═══ Records provided

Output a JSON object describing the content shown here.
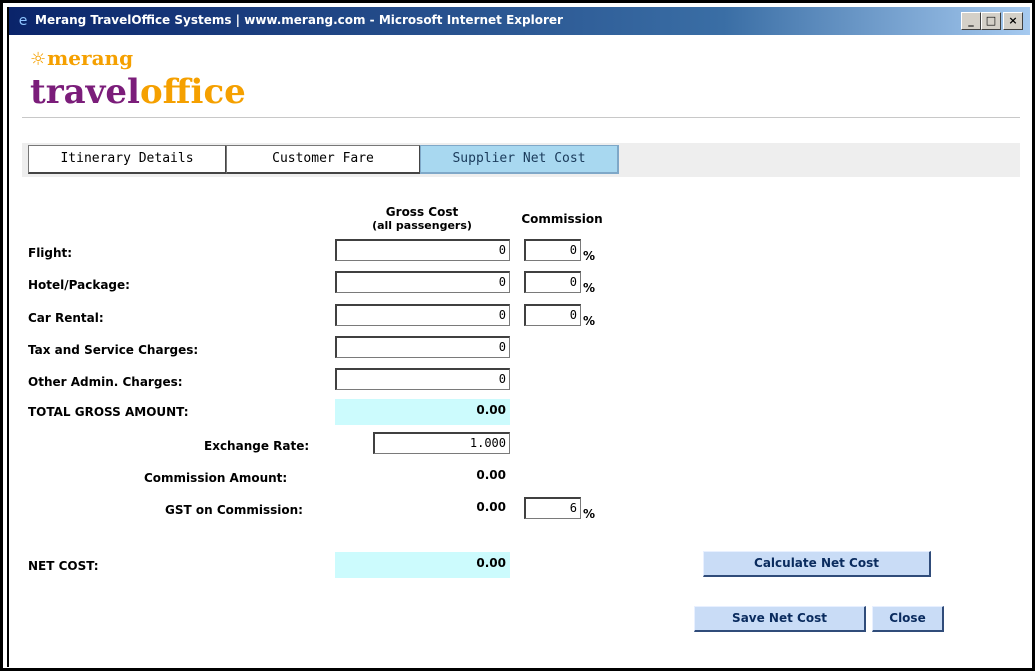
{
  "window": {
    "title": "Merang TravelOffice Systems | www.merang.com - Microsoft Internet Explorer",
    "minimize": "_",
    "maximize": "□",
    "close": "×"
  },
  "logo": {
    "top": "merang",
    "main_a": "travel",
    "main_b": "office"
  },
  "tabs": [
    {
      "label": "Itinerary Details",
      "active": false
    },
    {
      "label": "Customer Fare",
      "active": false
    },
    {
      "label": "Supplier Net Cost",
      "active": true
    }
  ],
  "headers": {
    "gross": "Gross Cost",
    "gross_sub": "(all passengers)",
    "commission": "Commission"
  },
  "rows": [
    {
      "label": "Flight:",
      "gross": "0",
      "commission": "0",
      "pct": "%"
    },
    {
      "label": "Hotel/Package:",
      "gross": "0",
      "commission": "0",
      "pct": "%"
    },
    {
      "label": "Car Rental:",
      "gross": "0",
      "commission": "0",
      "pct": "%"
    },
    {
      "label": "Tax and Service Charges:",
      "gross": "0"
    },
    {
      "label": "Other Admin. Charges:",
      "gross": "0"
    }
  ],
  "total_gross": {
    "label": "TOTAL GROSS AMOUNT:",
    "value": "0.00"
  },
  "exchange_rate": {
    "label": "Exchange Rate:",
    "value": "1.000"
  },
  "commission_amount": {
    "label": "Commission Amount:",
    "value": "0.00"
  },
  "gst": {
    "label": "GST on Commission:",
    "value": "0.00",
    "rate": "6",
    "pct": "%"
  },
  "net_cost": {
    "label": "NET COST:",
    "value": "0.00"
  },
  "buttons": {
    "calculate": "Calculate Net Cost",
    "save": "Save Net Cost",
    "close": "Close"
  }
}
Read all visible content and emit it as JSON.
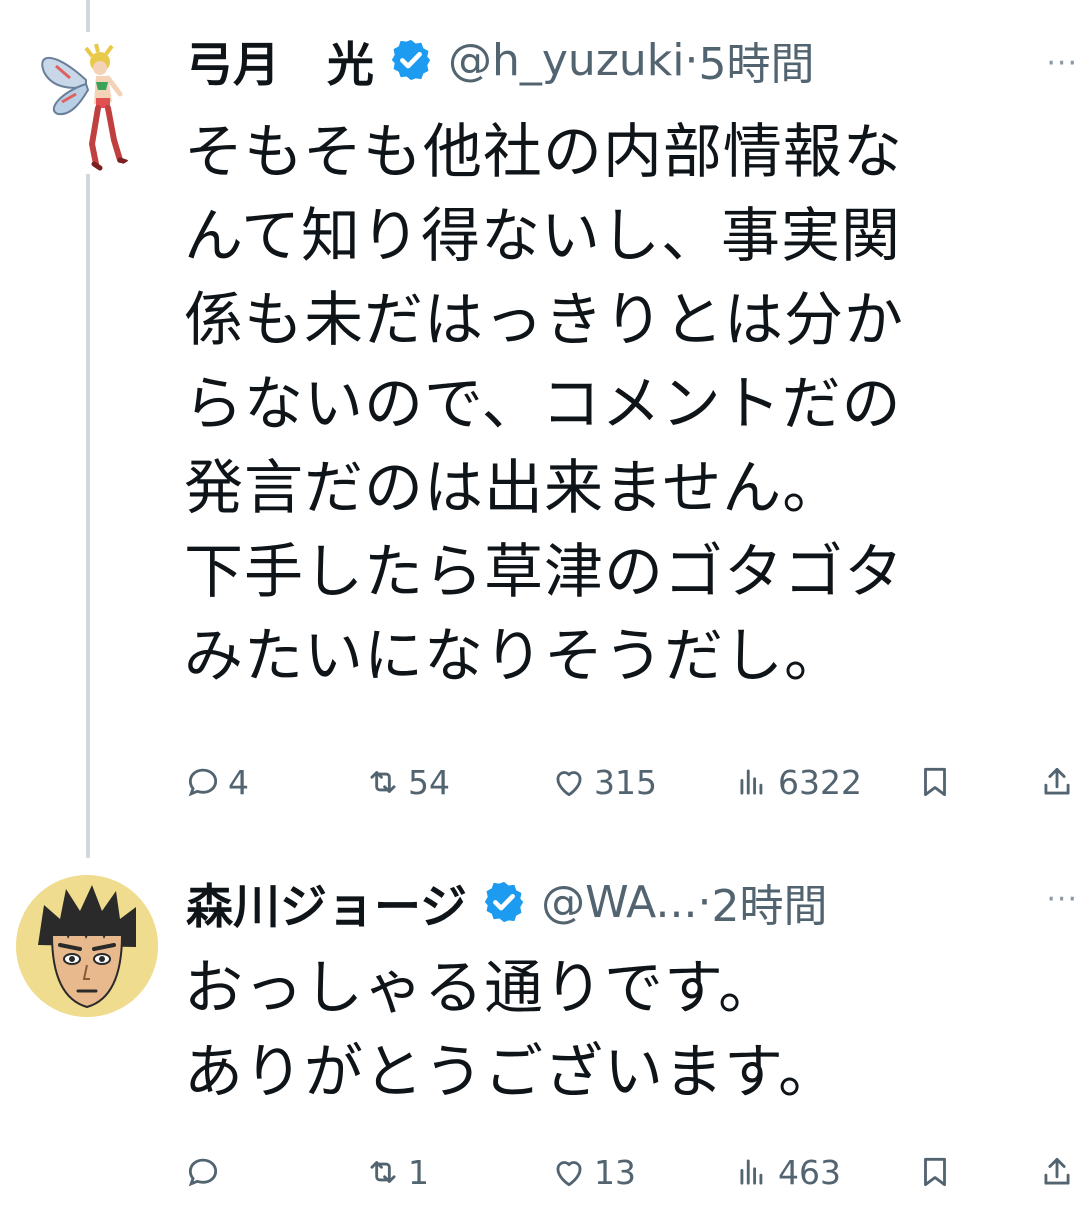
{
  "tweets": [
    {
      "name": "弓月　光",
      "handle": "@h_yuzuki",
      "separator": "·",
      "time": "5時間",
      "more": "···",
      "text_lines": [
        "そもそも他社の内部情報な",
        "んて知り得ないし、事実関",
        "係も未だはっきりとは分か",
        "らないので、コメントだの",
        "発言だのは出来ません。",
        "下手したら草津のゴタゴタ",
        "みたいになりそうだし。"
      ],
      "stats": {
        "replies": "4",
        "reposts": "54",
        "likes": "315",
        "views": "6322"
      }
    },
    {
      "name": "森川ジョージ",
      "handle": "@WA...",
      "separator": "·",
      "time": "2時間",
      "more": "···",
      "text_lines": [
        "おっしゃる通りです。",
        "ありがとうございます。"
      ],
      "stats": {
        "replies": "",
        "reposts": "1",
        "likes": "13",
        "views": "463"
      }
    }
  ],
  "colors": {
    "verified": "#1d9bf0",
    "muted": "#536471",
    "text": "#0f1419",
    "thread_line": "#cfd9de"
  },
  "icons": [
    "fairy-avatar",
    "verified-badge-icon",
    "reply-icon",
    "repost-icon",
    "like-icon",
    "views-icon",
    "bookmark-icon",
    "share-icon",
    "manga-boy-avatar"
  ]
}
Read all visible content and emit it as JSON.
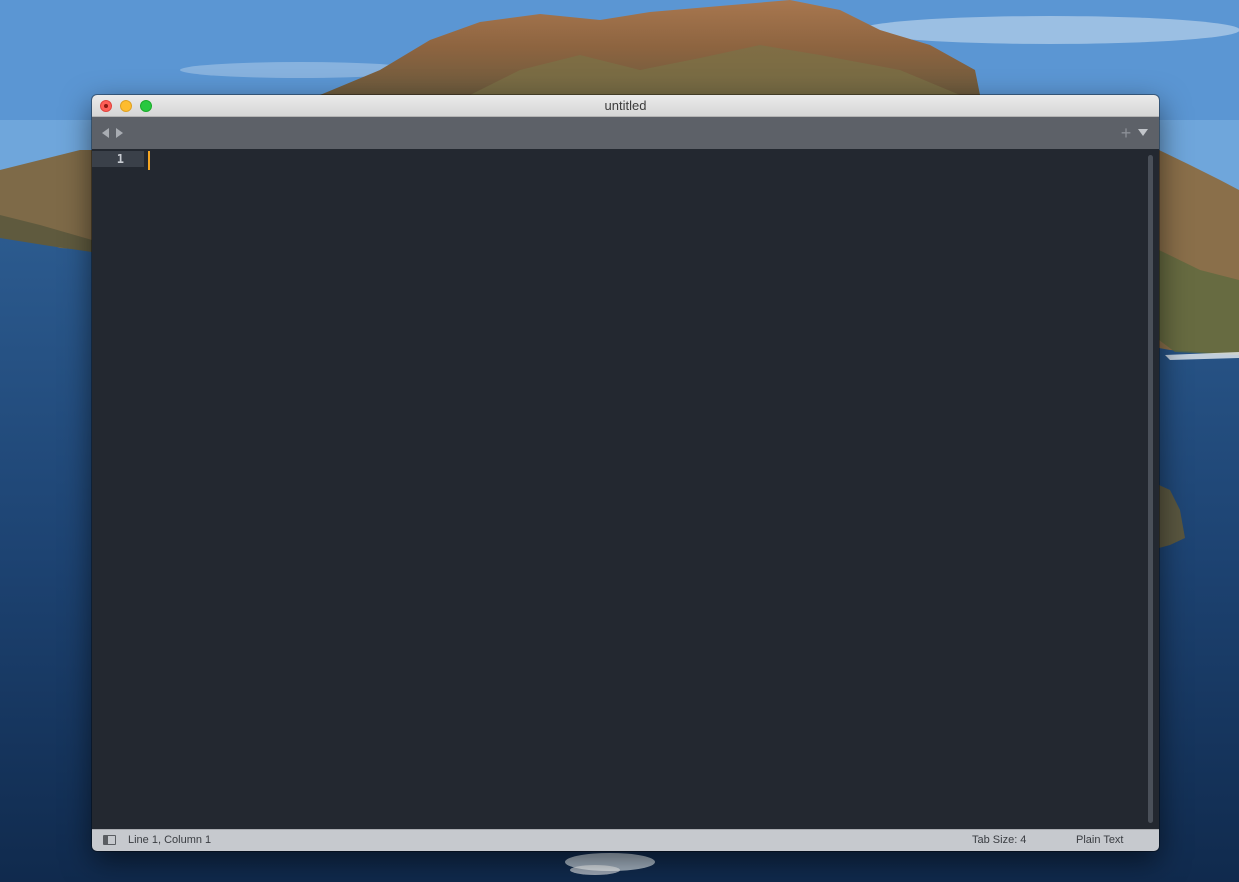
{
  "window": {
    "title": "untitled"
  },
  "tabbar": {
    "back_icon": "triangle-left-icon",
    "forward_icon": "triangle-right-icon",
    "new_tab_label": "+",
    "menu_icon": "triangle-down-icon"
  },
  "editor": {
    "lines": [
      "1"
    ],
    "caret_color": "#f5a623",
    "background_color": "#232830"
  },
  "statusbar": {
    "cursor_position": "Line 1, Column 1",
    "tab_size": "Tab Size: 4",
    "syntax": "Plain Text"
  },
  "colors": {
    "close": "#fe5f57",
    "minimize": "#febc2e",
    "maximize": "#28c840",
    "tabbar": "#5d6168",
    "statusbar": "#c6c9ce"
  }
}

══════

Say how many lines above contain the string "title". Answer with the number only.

» **Output below**
2